DATA FOR THE TASK.
......

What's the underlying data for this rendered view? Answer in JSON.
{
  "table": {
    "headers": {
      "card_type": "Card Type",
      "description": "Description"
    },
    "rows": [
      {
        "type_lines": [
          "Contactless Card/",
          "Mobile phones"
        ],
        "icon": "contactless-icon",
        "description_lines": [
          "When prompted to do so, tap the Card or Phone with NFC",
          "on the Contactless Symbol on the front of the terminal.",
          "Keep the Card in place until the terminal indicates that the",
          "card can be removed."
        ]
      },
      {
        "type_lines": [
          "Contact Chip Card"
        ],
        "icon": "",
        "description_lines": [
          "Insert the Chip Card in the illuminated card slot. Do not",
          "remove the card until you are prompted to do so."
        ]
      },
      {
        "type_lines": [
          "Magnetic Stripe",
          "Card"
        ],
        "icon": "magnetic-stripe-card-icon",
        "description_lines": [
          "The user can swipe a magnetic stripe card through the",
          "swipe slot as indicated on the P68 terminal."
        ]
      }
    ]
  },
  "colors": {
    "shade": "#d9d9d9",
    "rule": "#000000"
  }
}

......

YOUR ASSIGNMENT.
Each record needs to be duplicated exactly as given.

TASK RESULT.
What's the underlying data for this rendered view? Answer in JSON.
{
  "table": {
    "headers": {
      "card_type": "Card Type",
      "description": "Description"
    },
    "rows": [
      {
        "type_lines": [
          "Contactless Card/",
          "Mobile phones"
        ],
        "icon": "contactless-icon",
        "description_lines": [
          "When prompted to do so, tap the Card or Phone with NFC",
          "on the Contactless Symbol on the front of the terminal.",
          "Keep the Card in place until the terminal indicates that the",
          "card can be removed."
        ]
      },
      {
        "type_lines": [
          "Contact Chip Card"
        ],
        "icon": "",
        "description_lines": [
          "Insert the Chip Card in the illuminated card slot. Do not",
          "remove the card until you are prompted to do so."
        ]
      },
      {
        "type_lines": [
          "Magnetic Stripe",
          "Card"
        ],
        "icon": "magnetic-stripe-card-icon",
        "description_lines": [
          "The user can swipe a magnetic stripe card through the",
          "swipe slot as indicated on the P68 terminal."
        ]
      }
    ]
  },
  "colors": {
    "shade": "#d9d9d9",
    "rule": "#000000"
  }
}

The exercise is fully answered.